▶

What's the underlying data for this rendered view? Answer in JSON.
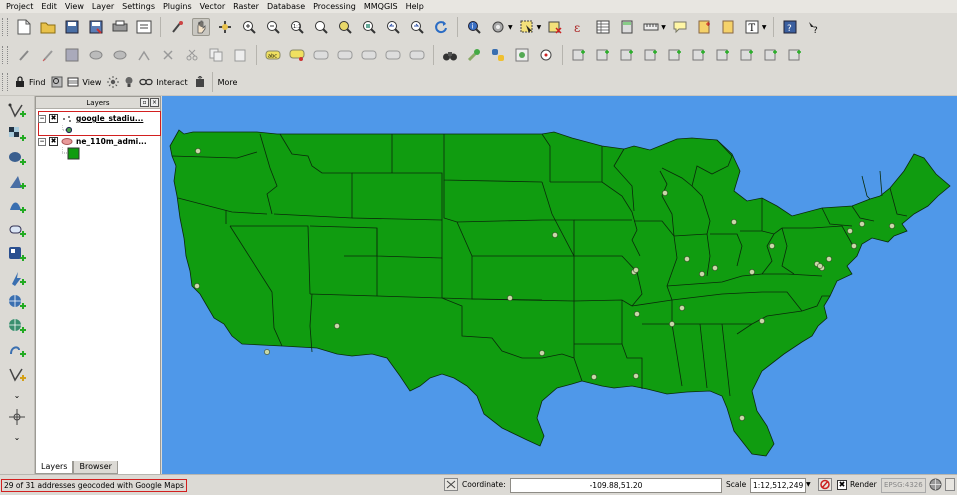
{
  "menu": [
    "Project",
    "Edit",
    "View",
    "Layer",
    "Settings",
    "Plugins",
    "Vector",
    "Raster",
    "Database",
    "Processing",
    "MMQGIS",
    "Help"
  ],
  "toolbar3": {
    "find_label": "Find",
    "view_label": "View",
    "interact_label": "Interact",
    "more_label": "More"
  },
  "layers_panel": {
    "title": "Layers",
    "layers": [
      {
        "name": "google_stadiu...",
        "checked_mark": "✖"
      },
      {
        "name": "ne_110m_admi...",
        "checked_mark": "✖"
      }
    ],
    "tab_layers": "Layers",
    "tab_browser": "Browser"
  },
  "status": {
    "message": "29 of 31 addresses geocoded with Google Maps",
    "coordinate_label": "Coordinate:",
    "coordinate_value": "-109.88,51.20",
    "scale_label": "Scale",
    "scale_value": "1:12,512,249",
    "render_label": "Render",
    "render_mark": "✖",
    "epsg": "EPSG:4326"
  },
  "colors": {
    "map_background": "#4f98e9",
    "state_fill": "#109c10",
    "point_fill": "#c8d8a8",
    "accent": "#d21f1f"
  }
}
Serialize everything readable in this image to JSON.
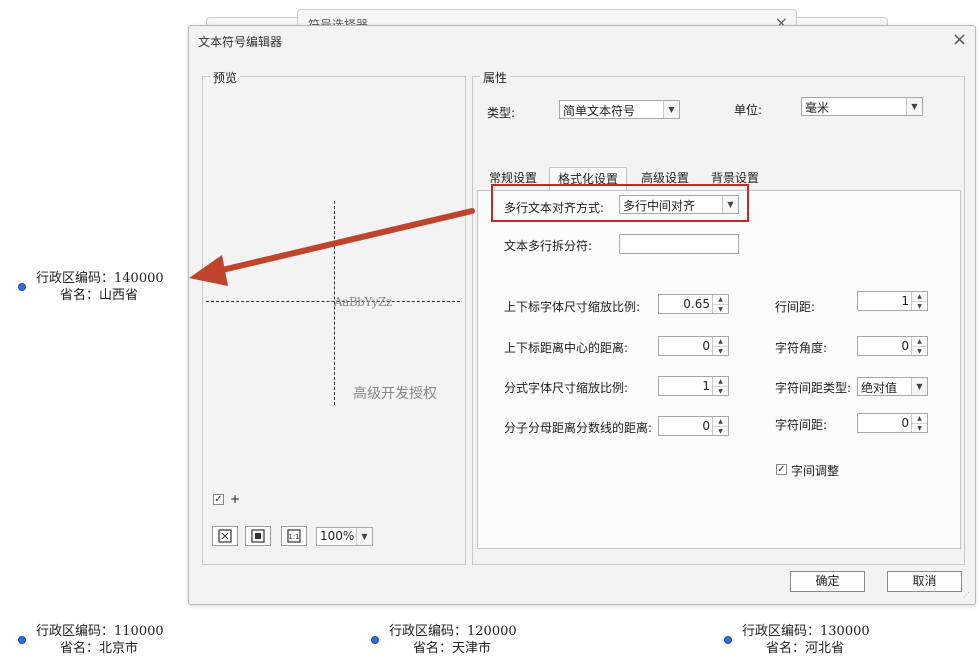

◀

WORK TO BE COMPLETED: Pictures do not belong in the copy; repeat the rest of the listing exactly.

ANSWER FOR THIS EXERCISE:
What's the underlying data for this rendered view? Answer in JSON.
{
  "menu": [
    "Project",
    "Edit",
    "View",
    "Layer",
    "Settings",
    "Plugins",
    "Vector",
    "Raster",
    "Database",
    "Processing",
    "MMQGIS",
    "Help"
  ],
  "toolbar3": {
    "find_label": "Find",
    "view_label": "View",
    "interact_label": "Interact",
    "more_label": "More"
  },
  "layers_panel": {
    "title": "Layers",
    "layers": [
      {
        "name": "google_stadiu...",
        "checked_mark": "✖"
      },
      {
        "name": "ne_110m_admi...",
        "checked_mark": "✖"
      }
    ],
    "tab_layers": "Layers",
    "tab_browser": "Browser"
  },
  "status": {
    "message": "29 of 31 addresses geocoded with Google Maps",
    "coordinate_label": "Coordinate:",
    "coordinate_value": "-109.88,51.20",
    "scale_label": "Scale",
    "scale_value": "1:12,512,249",
    "render_label": "Render",
    "render_mark": "✖",
    "epsg": "EPSG:4326"
  },
  "colors": {
    "map_background": "#4f98e9",
    "state_fill": "#109c10",
    "point_fill": "#c8d8a8",
    "accent": "#d21f1f"
  }
}
Serialize everything readable in this image to JSON.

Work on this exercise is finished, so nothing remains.